Activity: Each line of the data must be given back verbatim, with pictures removed.

(Element data from apps and pages)
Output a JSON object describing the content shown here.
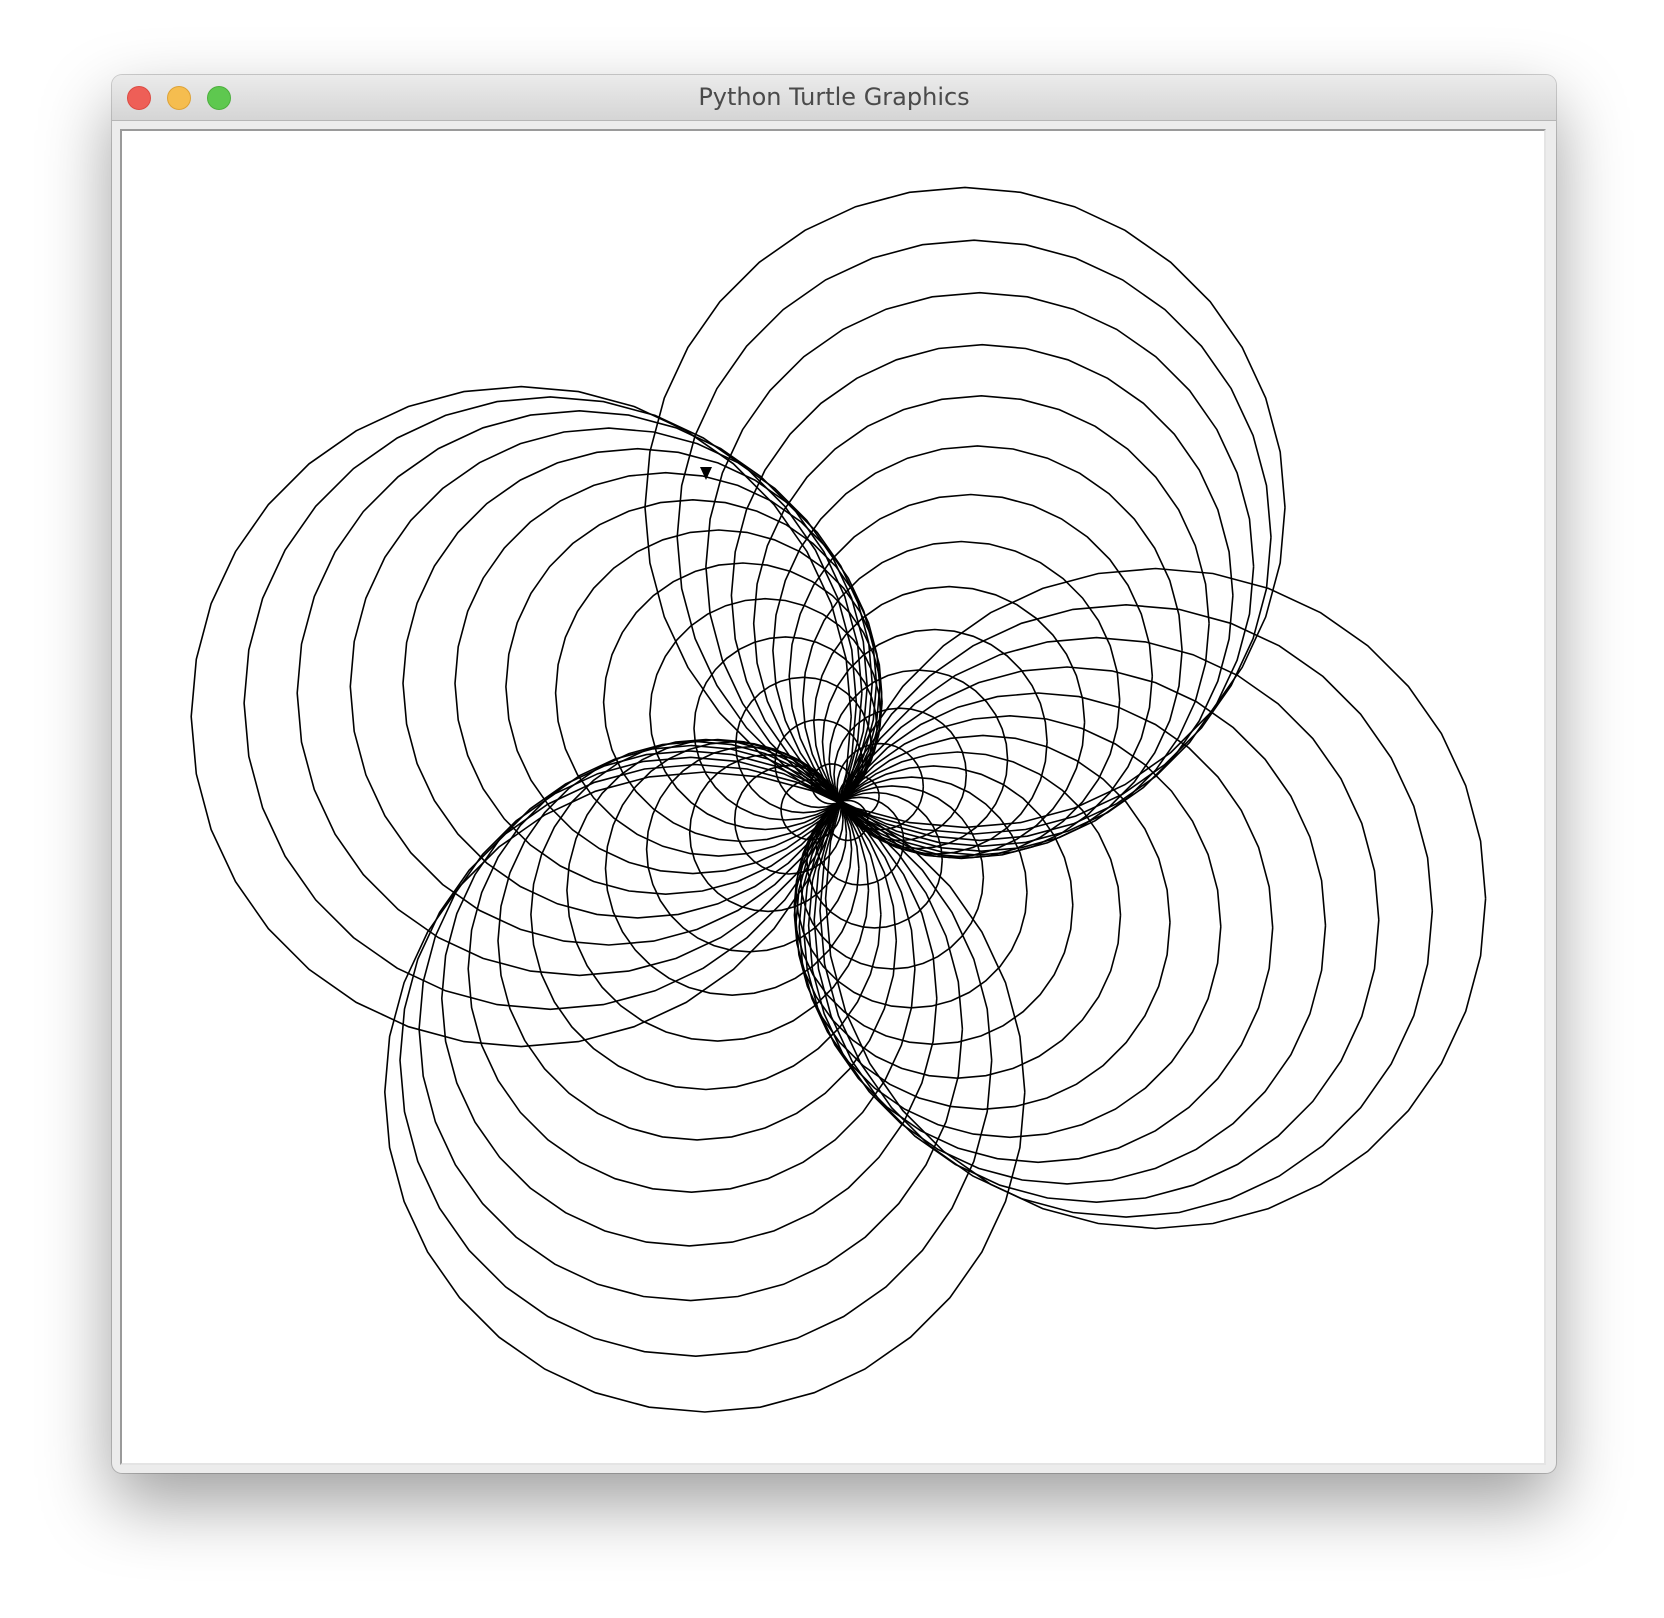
{
  "window": {
    "title": "Python Turtle Graphics"
  },
  "drawing": {
    "pen_color": "#000000",
    "canvas_background": "#ffffff",
    "turtle_shape": "classic-arrow",
    "petals": 4
  }
}
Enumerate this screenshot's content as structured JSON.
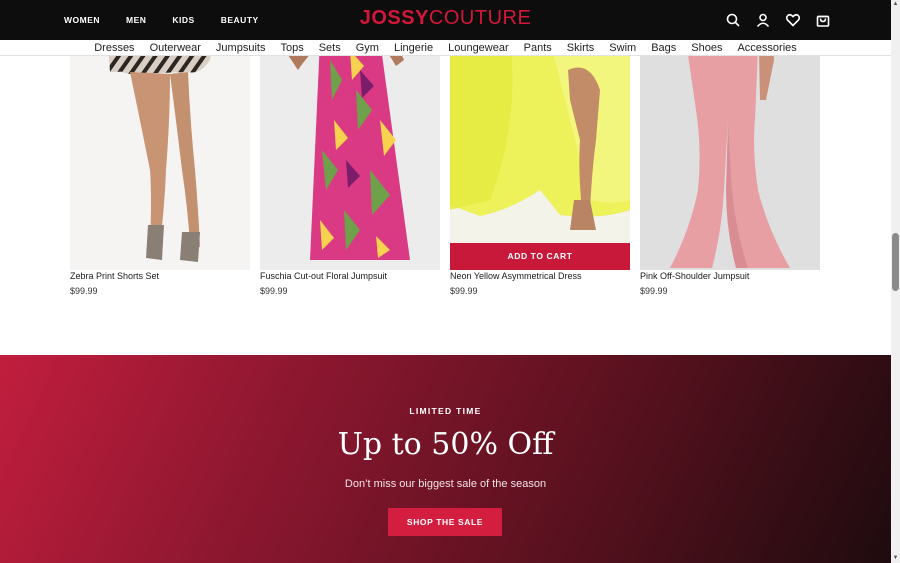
{
  "header": {
    "nav": [
      "WOMEN",
      "MEN",
      "KIDS",
      "BEAUTY"
    ],
    "logo_part1": "JOSSY",
    "logo_part2": "COUTURE",
    "icons": [
      "search-icon",
      "user-icon",
      "heart-icon",
      "bag-icon"
    ]
  },
  "categories": [
    "Dresses",
    "Outerwear",
    "Jumpsuits",
    "Tops",
    "Sets",
    "Gym",
    "Lingerie",
    "Loungewear",
    "Pants",
    "Skirts",
    "Swim",
    "Bags",
    "Shoes",
    "Accessories"
  ],
  "products": [
    {
      "name": "Zebra Print Shorts Set",
      "price": "$99.99"
    },
    {
      "name": "Fuschia Cut-out Floral Jumpsuit",
      "price": "$99.99"
    },
    {
      "name": "Neon Yellow Asymmetrical Dress",
      "price": "$99.99"
    },
    {
      "name": "Pink Off-Shoulder Jumpsuit",
      "price": "$99.99"
    }
  ],
  "add_to_cart_label": "ADD TO CART",
  "promo": {
    "kicker": "LIMITED TIME",
    "headline": "Up to 50% Off",
    "subtext": "Don’t miss our biggest sale of the season",
    "button": "SHOP THE SALE"
  },
  "colors": {
    "header_bg": "#0d0d0d",
    "brand_red": "#d3173a",
    "button_red": "#c8193b"
  }
}
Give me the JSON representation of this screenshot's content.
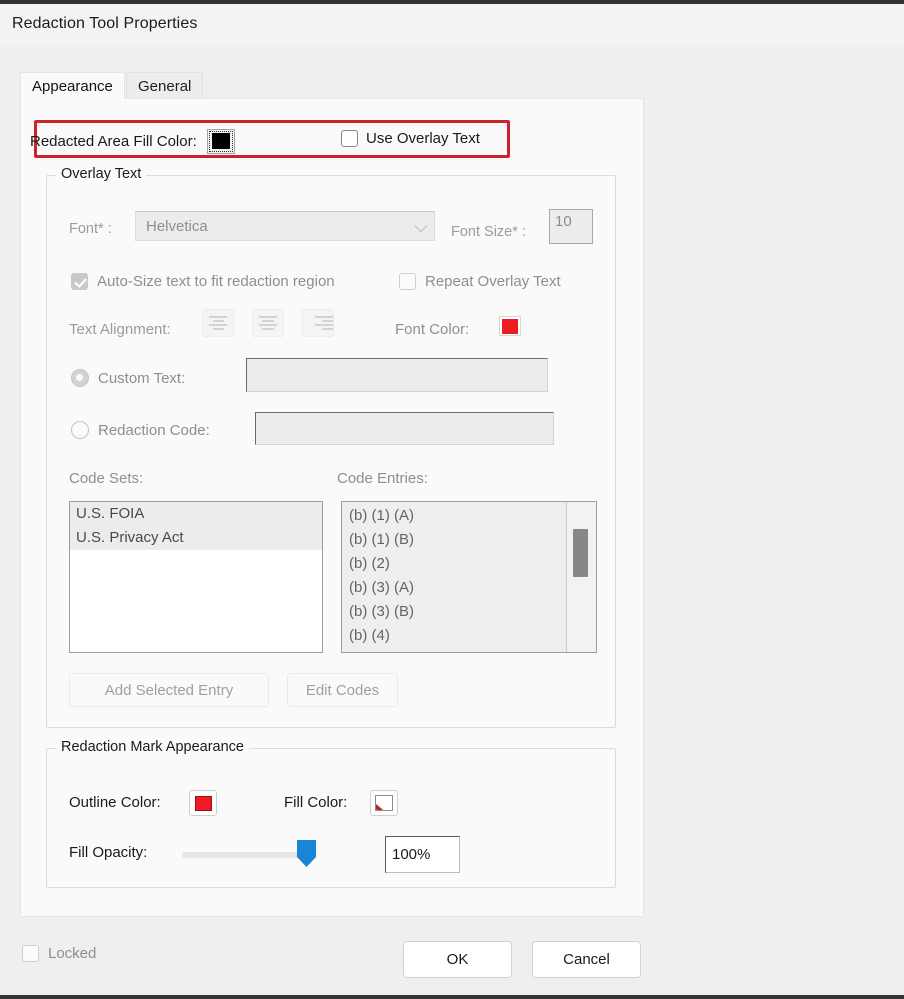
{
  "window": {
    "title": "Redaction Tool Properties"
  },
  "tabs": [
    {
      "label": "Appearance",
      "active": true
    },
    {
      "label": "General",
      "active": false
    }
  ],
  "fill_color_row": {
    "label": "Redacted Area Fill Color:",
    "swatch_color": "#000000",
    "use_overlay_text_label": "Use Overlay Text",
    "use_overlay_text_checked": false,
    "highlight_color": "#cc2229"
  },
  "overlay_text_group": {
    "title": "Overlay Text",
    "font_label": "Font* :",
    "font_value": "Helvetica",
    "font_size_label": "Font Size* :",
    "font_size_value": "10",
    "auto_size_label": "Auto-Size text to fit redaction region",
    "auto_size_checked": true,
    "repeat_overlay_label": "Repeat Overlay Text",
    "repeat_overlay_checked": false,
    "text_alignment_label": "Text Alignment:",
    "alignment_options": [
      "align-left",
      "align-center",
      "align-right"
    ],
    "font_color_label": "Font Color:",
    "font_color_value": "#ec1c24",
    "custom_text_label": "Custom Text:",
    "custom_text_selected": true,
    "custom_text_value": "",
    "redaction_code_label": "Redaction Code:",
    "redaction_code_selected": false,
    "redaction_code_value": "",
    "code_sets_label": "Code Sets:",
    "code_entries_label": "Code Entries:",
    "code_sets": [
      "U.S. FOIA",
      "U.S. Privacy Act"
    ],
    "code_entries": [
      "(b) (1) (A)",
      "(b) (1) (B)",
      "(b) (2)",
      "(b) (3) (A)",
      "(b) (3) (B)",
      "(b) (4)"
    ],
    "add_selected_entry_label": "Add Selected Entry",
    "edit_codes_label": "Edit Codes"
  },
  "mark_appearance_group": {
    "title": "Redaction Mark Appearance",
    "outline_color_label": "Outline Color:",
    "outline_color_value": "#ee1b24",
    "fill_color_label": "Fill Color:",
    "fill_color_value": "none",
    "fill_opacity_label": "Fill Opacity:",
    "fill_opacity_value": "100%",
    "fill_opacity_percent": 100
  },
  "footer": {
    "locked_label": "Locked",
    "locked_checked": false,
    "ok_label": "OK",
    "cancel_label": "Cancel"
  }
}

Exercise response:
Output a JSON object describing the content shown here.
{
  "window": {
    "title": "Python Turtle Graphics"
  },
  "drawing": {
    "pen_color": "#000000",
    "canvas_background": "#ffffff",
    "turtle_shape": "classic-arrow",
    "petals": 4
  }
}
Enumerate this screenshot's content as structured JSON.
{
  "header": {
    "nav": [
      "WOMEN",
      "MEN",
      "KIDS",
      "BEAUTY"
    ],
    "logo_part1": "JOSSY",
    "logo_part2": "COUTURE",
    "icons": [
      "search-icon",
      "user-icon",
      "heart-icon",
      "bag-icon"
    ]
  },
  "categories": [
    "Dresses",
    "Outerwear",
    "Jumpsuits",
    "Tops",
    "Sets",
    "Gym",
    "Lingerie",
    "Loungewear",
    "Pants",
    "Skirts",
    "Swim",
    "Bags",
    "Shoes",
    "Accessories"
  ],
  "products": [
    {
      "name": "Zebra Print Shorts Set",
      "price": "$99.99"
    },
    {
      "name": "Fuschia Cut-out Floral Jumpsuit",
      "price": "$99.99"
    },
    {
      "name": "Neon Yellow Asymmetrical Dress",
      "price": "$99.99"
    },
    {
      "name": "Pink Off-Shoulder Jumpsuit",
      "price": "$99.99"
    }
  ],
  "add_to_cart_label": "ADD TO CART",
  "promo": {
    "kicker": "LIMITED TIME",
    "headline": "Up to 50% Off",
    "subtext": "Don’t miss our biggest sale of the season",
    "button": "SHOP THE SALE"
  },
  "colors": {
    "header_bg": "#0d0d0d",
    "brand_red": "#d3173a",
    "button_red": "#c8193b"
  }
}
Give me the JSON representation of this screenshot's content.
{
  "window": {
    "title": "Redaction Tool Properties"
  },
  "tabs": [
    {
      "label": "Appearance",
      "active": true
    },
    {
      "label": "General",
      "active": false
    }
  ],
  "fill_color_row": {
    "label": "Redacted Area Fill Color:",
    "swatch_color": "#000000",
    "use_overlay_text_label": "Use Overlay Text",
    "use_overlay_text_checked": false,
    "highlight_color": "#cc2229"
  },
  "overlay_text_group": {
    "title": "Overlay Text",
    "font_label": "Font* :",
    "font_value": "Helvetica",
    "font_size_label": "Font Size* :",
    "font_size_value": "10",
    "auto_size_label": "Auto-Size text to fit redaction region",
    "auto_size_checked": true,
    "repeat_overlay_label": "Repeat Overlay Text",
    "repeat_overlay_checked": false,
    "text_alignment_label": "Text Alignment:",
    "alignment_options": [
      "align-left",
      "align-center",
      "align-right"
    ],
    "font_color_label": "Font Color:",
    "font_color_value": "#ec1c24",
    "custom_text_label": "Custom Text:",
    "custom_text_selected": true,
    "custom_text_value": "",
    "redaction_code_label": "Redaction Code:",
    "redaction_code_selected": false,
    "redaction_code_value": "",
    "code_sets_label": "Code Sets:",
    "code_entries_label": "Code Entries:",
    "code_sets": [
      "U.S. FOIA",
      "U.S. Privacy Act"
    ],
    "code_entries": [
      "(b) (1) (A)",
      "(b) (1) (B)",
      "(b) (2)",
      "(b) (3) (A)",
      "(b) (3) (B)",
      "(b) (4)"
    ],
    "add_selected_entry_label": "Add Selected Entry",
    "edit_codes_label": "Edit Codes"
  },
  "mark_appearance_group": {
    "title": "Redaction Mark Appearance",
    "outline_color_label": "Outline Color:",
    "outline_color_value": "#ee1b24",
    "fill_color_label": "Fill Color:",
    "fill_color_value": "none",
    "fill_opacity_label": "Fill Opacity:",
    "fill_opacity_value": "100%",
    "fill_opacity_percent": 100
  },
  "footer": {
    "locked_label": "Locked",
    "locked_checked": false,
    "ok_label": "OK",
    "cancel_label": "Cancel"
  }
}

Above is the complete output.